What do pop-up shops and homelessness have in common?
What do the 'DIY urbanism' movement and homelessness have in common? Whether it's a temporary studio, a pop-up shop, a sleeping bag in a doorway or a tarpaulin under a bridge, all are informal responses to the scarcity of space for everyone's needs and ambitions. But while DIY urbanism is hailed as a creative, revitalising force, the homeless are still marginalised in many cities.
A group of young fashion designers occupy a studio space while the property group who manages it seeks a corporate tenancy. Next door, a snap-happy couple set up a temporary photography gallery in a disused shopfront owned by a wealthy local family. Across the street, a discussion group meets every week in a time-shared office space while it is being remodelled. Another group holds a bake sale and zine fair out the front about once a month.

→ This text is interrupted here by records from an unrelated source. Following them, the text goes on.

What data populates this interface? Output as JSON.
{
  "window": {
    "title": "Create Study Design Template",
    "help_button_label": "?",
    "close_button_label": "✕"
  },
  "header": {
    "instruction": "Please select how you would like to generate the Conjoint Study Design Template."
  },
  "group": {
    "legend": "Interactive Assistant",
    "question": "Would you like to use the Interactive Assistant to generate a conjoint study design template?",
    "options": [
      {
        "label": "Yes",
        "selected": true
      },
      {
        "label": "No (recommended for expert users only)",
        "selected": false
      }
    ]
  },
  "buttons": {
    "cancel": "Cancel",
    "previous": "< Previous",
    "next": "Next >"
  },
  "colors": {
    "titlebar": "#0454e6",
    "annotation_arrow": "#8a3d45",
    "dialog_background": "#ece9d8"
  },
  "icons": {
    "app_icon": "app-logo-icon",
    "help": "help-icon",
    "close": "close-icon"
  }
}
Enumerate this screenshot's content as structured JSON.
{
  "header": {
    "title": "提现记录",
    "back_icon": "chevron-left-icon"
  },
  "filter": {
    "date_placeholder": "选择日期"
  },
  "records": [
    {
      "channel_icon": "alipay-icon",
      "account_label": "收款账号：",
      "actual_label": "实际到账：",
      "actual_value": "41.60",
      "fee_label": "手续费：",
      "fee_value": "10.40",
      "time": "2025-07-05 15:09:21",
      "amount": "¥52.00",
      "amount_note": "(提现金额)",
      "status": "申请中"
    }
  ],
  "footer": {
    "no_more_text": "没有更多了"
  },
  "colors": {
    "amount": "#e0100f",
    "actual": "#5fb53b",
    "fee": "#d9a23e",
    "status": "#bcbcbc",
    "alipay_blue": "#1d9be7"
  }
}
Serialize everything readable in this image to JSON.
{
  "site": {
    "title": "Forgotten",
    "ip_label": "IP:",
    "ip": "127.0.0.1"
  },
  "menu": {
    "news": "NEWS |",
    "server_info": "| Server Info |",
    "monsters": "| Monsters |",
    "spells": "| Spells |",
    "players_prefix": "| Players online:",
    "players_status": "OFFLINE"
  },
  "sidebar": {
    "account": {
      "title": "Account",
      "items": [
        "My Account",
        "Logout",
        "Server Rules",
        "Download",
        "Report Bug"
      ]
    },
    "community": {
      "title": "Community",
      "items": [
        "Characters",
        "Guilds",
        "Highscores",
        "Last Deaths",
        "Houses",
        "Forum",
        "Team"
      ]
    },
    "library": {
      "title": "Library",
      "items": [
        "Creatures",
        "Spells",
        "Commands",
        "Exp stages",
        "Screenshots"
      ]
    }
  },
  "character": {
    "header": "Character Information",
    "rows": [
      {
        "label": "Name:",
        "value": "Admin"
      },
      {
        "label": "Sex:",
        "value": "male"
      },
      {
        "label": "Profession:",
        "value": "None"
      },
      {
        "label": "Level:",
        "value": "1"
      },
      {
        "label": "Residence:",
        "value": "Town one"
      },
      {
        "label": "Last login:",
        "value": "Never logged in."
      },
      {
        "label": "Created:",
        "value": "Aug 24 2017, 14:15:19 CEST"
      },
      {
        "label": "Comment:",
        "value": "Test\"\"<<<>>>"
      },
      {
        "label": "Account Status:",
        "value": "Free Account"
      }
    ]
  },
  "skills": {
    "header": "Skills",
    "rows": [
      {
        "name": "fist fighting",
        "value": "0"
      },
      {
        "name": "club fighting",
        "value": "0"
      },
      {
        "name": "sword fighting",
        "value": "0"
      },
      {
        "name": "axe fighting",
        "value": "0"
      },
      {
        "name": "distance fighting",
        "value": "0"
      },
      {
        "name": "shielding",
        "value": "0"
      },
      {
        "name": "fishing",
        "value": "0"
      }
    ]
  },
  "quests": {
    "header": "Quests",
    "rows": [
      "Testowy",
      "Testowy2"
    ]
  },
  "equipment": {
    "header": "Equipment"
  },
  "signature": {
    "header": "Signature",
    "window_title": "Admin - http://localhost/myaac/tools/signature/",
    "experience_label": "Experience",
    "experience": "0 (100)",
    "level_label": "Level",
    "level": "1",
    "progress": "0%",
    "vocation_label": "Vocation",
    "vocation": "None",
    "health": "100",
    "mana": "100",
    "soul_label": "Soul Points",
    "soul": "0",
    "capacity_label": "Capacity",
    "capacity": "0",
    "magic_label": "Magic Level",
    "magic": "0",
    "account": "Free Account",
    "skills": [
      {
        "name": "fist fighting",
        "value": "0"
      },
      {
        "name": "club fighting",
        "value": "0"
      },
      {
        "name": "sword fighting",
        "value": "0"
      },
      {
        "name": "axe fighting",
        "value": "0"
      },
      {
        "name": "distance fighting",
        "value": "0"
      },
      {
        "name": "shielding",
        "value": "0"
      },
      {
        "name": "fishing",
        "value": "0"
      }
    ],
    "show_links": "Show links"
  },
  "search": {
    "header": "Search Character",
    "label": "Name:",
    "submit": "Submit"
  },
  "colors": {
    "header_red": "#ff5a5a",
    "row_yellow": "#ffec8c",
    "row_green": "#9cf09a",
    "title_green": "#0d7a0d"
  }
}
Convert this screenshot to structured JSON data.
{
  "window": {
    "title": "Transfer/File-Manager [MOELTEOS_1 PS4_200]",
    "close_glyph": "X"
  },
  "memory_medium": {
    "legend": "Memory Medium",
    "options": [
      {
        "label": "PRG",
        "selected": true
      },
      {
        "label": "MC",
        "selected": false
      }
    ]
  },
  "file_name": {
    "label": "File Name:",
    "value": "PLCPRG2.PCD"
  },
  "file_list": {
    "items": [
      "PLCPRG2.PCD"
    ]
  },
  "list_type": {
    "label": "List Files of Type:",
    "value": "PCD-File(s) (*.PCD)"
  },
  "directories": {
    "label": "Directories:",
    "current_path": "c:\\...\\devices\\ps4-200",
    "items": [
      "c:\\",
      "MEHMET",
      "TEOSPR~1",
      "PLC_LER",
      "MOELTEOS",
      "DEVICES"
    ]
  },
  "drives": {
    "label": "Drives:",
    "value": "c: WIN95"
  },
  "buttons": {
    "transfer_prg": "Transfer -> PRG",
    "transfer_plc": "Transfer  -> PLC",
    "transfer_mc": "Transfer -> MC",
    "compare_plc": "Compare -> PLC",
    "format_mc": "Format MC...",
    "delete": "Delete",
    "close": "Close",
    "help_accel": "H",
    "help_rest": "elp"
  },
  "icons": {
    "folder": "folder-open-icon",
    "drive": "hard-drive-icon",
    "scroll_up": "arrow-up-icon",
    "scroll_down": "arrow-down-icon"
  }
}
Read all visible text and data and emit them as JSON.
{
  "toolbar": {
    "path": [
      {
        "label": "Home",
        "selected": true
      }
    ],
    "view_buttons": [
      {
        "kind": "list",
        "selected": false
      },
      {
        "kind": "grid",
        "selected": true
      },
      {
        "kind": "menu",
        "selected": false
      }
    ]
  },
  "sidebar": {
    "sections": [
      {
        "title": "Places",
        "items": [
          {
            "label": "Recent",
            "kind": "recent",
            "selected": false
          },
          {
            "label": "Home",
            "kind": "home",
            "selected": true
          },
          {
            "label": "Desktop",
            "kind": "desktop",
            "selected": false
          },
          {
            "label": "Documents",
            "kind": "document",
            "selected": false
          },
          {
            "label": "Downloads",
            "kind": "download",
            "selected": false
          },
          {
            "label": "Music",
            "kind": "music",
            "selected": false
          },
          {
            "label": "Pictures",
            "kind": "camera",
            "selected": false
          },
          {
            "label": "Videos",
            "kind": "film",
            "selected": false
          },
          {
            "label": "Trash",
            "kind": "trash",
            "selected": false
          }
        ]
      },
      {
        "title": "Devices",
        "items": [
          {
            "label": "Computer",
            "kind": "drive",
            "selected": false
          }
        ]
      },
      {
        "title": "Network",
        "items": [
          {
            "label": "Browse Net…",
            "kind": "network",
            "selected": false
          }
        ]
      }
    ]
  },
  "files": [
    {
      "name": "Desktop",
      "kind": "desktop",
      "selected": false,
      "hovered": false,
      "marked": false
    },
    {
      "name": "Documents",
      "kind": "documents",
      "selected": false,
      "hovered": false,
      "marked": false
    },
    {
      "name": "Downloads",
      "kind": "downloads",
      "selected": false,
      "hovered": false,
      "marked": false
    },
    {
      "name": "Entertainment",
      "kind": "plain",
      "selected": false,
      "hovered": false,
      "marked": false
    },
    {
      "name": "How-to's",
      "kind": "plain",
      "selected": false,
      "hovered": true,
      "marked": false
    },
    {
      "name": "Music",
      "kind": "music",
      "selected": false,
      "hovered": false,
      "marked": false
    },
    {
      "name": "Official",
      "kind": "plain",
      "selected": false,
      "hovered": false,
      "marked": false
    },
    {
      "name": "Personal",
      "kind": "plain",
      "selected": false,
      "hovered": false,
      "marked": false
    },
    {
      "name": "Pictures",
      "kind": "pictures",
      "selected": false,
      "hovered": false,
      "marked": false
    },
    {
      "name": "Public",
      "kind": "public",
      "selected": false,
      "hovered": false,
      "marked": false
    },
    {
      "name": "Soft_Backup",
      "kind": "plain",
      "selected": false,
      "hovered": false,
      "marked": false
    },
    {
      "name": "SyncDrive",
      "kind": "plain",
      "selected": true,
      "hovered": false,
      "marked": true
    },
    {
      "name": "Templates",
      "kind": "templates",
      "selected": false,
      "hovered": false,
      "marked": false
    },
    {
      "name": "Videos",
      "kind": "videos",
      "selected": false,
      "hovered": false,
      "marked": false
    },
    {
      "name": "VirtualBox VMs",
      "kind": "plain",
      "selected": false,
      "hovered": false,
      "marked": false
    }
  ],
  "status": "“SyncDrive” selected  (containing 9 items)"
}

Elsewhere in the city, a man in his thirties keeps his sleeping bag and a couple of milk crates under the steps leading up to a large empty building on a street corner. Across town six families erect tents in a city park, planning to stay for a time. Down by the river, five middle-aged women erect a tarpaulin under a bridge, filling the space with an old couch and a bag of donated groceries.
How are these two scenes related?